- Brief
Verbatim copy, images removed: write out the entries below.

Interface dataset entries
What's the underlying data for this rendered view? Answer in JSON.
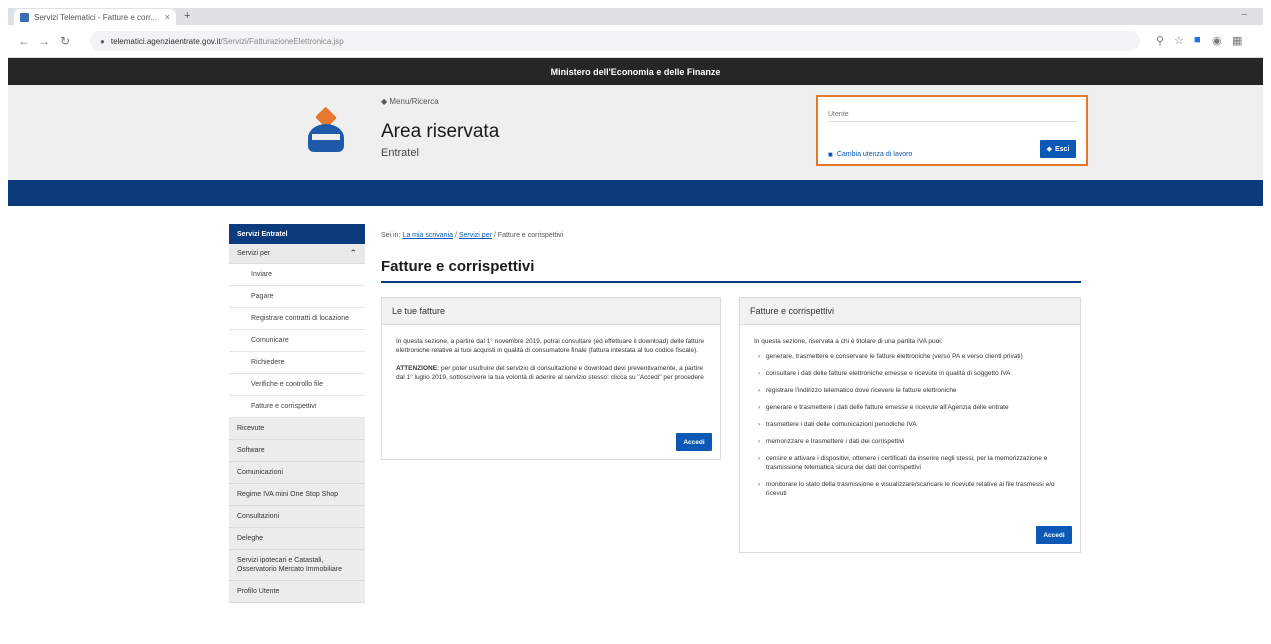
{
  "browser": {
    "tab_title": "Servizi Telematici - Fatture e corr...",
    "tab_close": "×",
    "new_tab": "+",
    "window_min": "–",
    "url_host": "telematici.agenziaentrate.gov.it",
    "url_path": "/Servizi/FatturazioneElettronica.jsp",
    "icons": [
      "back-icon",
      "forward-icon",
      "reload-icon",
      "lock-icon",
      "zoom-icon",
      "star-icon",
      "extension-icon",
      "profile-icon",
      "menu-icon"
    ]
  },
  "ministry": {
    "label": "Ministero dell'Economia e delle Finanze"
  },
  "header": {
    "back_link": "◆ Menu/Ricerca",
    "title": "Area riservata",
    "subtitle": "Entratel"
  },
  "userbox": {
    "label": "Utente",
    "change_link": "Cambia utenza di lavoro",
    "exit_label": "Esci",
    "exit_icon": "◆"
  },
  "sidebar": {
    "heading": "Servizi Entratel",
    "group": {
      "label": "Servizi per",
      "chevron": "⌃"
    },
    "subitems": [
      "Inviare",
      "Pagare",
      "Registrare contratti di locazione",
      "Comunicare",
      "Richiedere",
      "Verifiche e controllo file",
      "Fatture e corrispettivi"
    ],
    "items": [
      "Ricevute",
      "Software",
      "Comunicazioni",
      "Regime IVA mini One Stop Shop",
      "Consultazioni",
      "Deleghe",
      "Servizi ipotecari e Catastali, Osservatorio Mercato Immobiliare",
      "Profilo Utente"
    ]
  },
  "breadcrumb": {
    "prefix": "Sei in:",
    "link1": "La mia scrivania",
    "link2": "Servizi per",
    "sep": "/",
    "current": "Fatture e corrispettivi"
  },
  "page_title": "Fatture e corrispettivi",
  "panel_left": {
    "title": "Le tue fatture",
    "para1": "In questa sezione, a partire dal 1° novembre 2019, potrai consultare (ed effettuare il download) delle fatture elettroniche relative ai tuoi acquisti in qualità di consumatore finale (fattura intestata al tuo codice fiscale).",
    "para2_bold": "ATTENZIONE:",
    "para2": " per poter usufruire del servizio di consultazione e download devi preventivamente, a partire dal 1° luglio 2019, sottoscrivere la tua volontà di aderire al servizio stesso: clicca su \"Accedi\" per procedere",
    "button": "Accedi"
  },
  "panel_right": {
    "title": "Fatture e corrispettivi",
    "intro": "In questa sezione, riservata a chi è titolare di una partita IVA puoi:",
    "items": [
      "generare, trasmettere e conservare le fatture elettroniche (verso PA e verso clienti privati)",
      "consultare i dati delle fatture elettroniche emesse e ricevute in qualità di soggetto IVA",
      "registrare l'indirizzo telematico dove ricevere le fatture elettroniche",
      "generare e trasmettere i dati delle fatture emesse e ricevute all'Agenzia delle entrate",
      "trasmettere i dati delle comunicazioni periodiche IVA",
      "memorizzare e trasmettere i dati dei corrispettivi",
      "censire e attivare i dispositivi, ottenere i certificati da inserire negli stessi, per la memorizzazione e trasmissione telematica sicura dei dati dei corrispettivi",
      "monitorare lo stato della trasmissione e visualizzare/scaricare le ricevute relative ai file trasmessi e/o ricevuti"
    ],
    "button": "Accedi"
  }
}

- Answer to this task
What's the underlying data for this rendered view? Answer in JSON.
{
  "browser": {
    "tab_title": "Servizi Telematici - Fatture e corr...",
    "tab_close": "×",
    "new_tab": "+",
    "window_min": "–",
    "url_host": "telematici.agenziaentrate.gov.it",
    "url_path": "/Servizi/FatturazioneElettronica.jsp",
    "icons": [
      "back-icon",
      "forward-icon",
      "reload-icon",
      "lock-icon",
      "zoom-icon",
      "star-icon",
      "extension-icon",
      "profile-icon",
      "menu-icon"
    ]
  },
  "ministry": {
    "label": "Ministero dell'Economia e delle Finanze"
  },
  "header": {
    "back_link": "◆ Menu/Ricerca",
    "title": "Area riservata",
    "subtitle": "Entratel"
  },
  "userbox": {
    "label": "Utente",
    "change_link": "Cambia utenza di lavoro",
    "exit_label": "Esci",
    "exit_icon": "◆"
  },
  "sidebar": {
    "heading": "Servizi Entratel",
    "group": {
      "label": "Servizi per",
      "chevron": "⌃"
    },
    "subitems": [
      "Inviare",
      "Pagare",
      "Registrare contratti di locazione",
      "Comunicare",
      "Richiedere",
      "Verifiche e controllo file",
      "Fatture e corrispettivi"
    ],
    "items": [
      "Ricevute",
      "Software",
      "Comunicazioni",
      "Regime IVA mini One Stop Shop",
      "Consultazioni",
      "Deleghe",
      "Servizi ipotecari e Catastali, Osservatorio Mercato Immobiliare",
      "Profilo Utente"
    ]
  },
  "breadcrumb": {
    "prefix": "Sei in:",
    "link1": "La mia scrivania",
    "link2": "Servizi per",
    "sep": "/",
    "current": "Fatture e corrispettivi"
  },
  "page_title": "Fatture e corrispettivi",
  "panel_left": {
    "title": "Le tue fatture",
    "para1": "In questa sezione, a partire dal 1° novembre 2019, potrai consultare (ed effettuare il download) delle fatture elettroniche relative ai tuoi acquisti in qualità di consumatore finale (fattura intestata al tuo codice fiscale).",
    "para2_bold": "ATTENZIONE:",
    "para2": " per poter usufruire del servizio di consultazione e download devi preventivamente, a partire dal 1° luglio 2019, sottoscrivere la tua volontà di aderire al servizio stesso: clicca su \"Accedi\" per procedere",
    "button": "Accedi"
  },
  "panel_right": {
    "title": "Fatture e corrispettivi",
    "intro": "In questa sezione, riservata a chi è titolare di una partita IVA puoi:",
    "items": [
      "generare, trasmettere e conservare le fatture elettroniche (verso PA e verso clienti privati)",
      "consultare i dati delle fatture elettroniche emesse e ricevute in qualità di soggetto IVA",
      "registrare l'indirizzo telematico dove ricevere le fatture elettroniche",
      "generare e trasmettere i dati delle fatture emesse e ricevute all'Agenzia delle entrate",
      "trasmettere i dati delle comunicazioni periodiche IVA",
      "memorizzare e trasmettere i dati dei corrispettivi",
      "censire e attivare i dispositivi, ottenere i certificati da inserire negli stessi, per la memorizzazione e trasmissione telematica sicura dei dati dei corrispettivi",
      "monitorare lo stato della trasmissione e visualizzare/scaricare le ricevute relative ai file trasmessi e/o ricevuti"
    ],
    "button": "Accedi"
  }
}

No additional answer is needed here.